Much the best answer to the latter question is the one given by Ben Dyson (founder of Positive Money) – an answer which Ben Bernanke has supported as has Richard Werner and the New Economics Foundation (p.10-11 here). And that’s to have some sort of independent committee of economists decide the AMOUNT of new money to create and spend, while POLITICIANS (quite rightly) retain the right to decide what the money is spent on, or whether the new money should be used to cut taxes.
King’s next blunder comes in his next sentence where he suggests (truly hilarious this) that MMT claims tax collection should cease. That is, King says “Those governments without access to tax revenues can instead “debase the coinage”.
If King wants to make totally lunatic claims like that, you’d think he’d provide some sort of source for the claim.
King’s final blunder comes in his last paragraph where he makes the tired old claim that there will be a bill to pay for the current money printing spree and that the bill will come in the form of “….higher taxes, more austerity, rising inflation or eventual default.”
Now the flaw in that argument (again, as I’ve been pointing out for years on this blog) is that higher taxes may well be required, but that does not, repeat not, repeat not, repeat not equate to any sort of burden on households or the private sector generally.
Now to the uninitiated, (e.g. ignoramuses like Stephen King), that might sound a strange claim. But it’s all quite simple in fact.
As King (and indeed others) have rightly said, the current money printing spree may well have to be reined in at some point, so as to prevent the excess inflation that might result from that excess money supply. But note that the SOLE PURPOSE of those tax increases is to hold demand down to the level that minimises unemployment while keeping inflation on target (NAIRU if you like).
I.e. those tax increases do not actually cut GDP or household incomes, or involve any of the “austerity” to which King refers. And that might seem a surprising result. Indeed, in that those tax increases prevent seriously excessive inflation, it’s quite possible that those tax increases ACTUALLY RAISE living standards.

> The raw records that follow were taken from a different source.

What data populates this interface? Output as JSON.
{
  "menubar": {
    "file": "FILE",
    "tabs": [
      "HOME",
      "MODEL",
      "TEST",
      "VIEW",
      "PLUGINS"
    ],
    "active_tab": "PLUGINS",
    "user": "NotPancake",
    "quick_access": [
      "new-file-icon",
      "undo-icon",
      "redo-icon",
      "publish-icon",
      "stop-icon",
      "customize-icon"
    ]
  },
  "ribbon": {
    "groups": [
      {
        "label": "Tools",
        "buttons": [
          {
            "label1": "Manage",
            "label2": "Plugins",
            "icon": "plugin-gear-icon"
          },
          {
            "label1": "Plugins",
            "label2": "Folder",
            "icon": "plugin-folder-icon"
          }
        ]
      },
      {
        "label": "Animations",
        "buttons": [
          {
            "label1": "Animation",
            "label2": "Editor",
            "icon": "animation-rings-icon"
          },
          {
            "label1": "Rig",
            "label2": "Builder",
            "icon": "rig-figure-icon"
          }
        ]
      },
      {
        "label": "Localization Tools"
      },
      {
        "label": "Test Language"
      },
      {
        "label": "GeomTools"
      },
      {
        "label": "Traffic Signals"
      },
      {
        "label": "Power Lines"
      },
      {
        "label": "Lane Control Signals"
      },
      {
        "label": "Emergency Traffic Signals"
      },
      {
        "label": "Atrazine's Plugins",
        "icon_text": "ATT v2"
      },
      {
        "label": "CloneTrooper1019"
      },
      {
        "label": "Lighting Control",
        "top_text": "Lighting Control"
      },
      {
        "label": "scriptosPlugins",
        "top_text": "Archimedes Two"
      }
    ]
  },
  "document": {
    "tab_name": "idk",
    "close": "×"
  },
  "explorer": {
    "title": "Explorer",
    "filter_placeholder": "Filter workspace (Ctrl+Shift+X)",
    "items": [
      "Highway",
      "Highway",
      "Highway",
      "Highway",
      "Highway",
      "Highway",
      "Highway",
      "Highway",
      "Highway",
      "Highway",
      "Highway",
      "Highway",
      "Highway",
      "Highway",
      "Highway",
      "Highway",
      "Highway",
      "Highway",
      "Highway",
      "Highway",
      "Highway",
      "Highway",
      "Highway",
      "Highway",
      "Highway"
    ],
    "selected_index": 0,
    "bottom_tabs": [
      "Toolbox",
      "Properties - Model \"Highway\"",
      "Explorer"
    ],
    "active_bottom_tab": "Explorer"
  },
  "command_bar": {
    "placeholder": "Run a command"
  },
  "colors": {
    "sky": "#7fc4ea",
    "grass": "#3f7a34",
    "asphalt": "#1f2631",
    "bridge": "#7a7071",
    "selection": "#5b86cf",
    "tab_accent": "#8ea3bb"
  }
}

Unfortunately that point will be a mile above the head of Stephen King and numerous other twits at the top of the economics profession.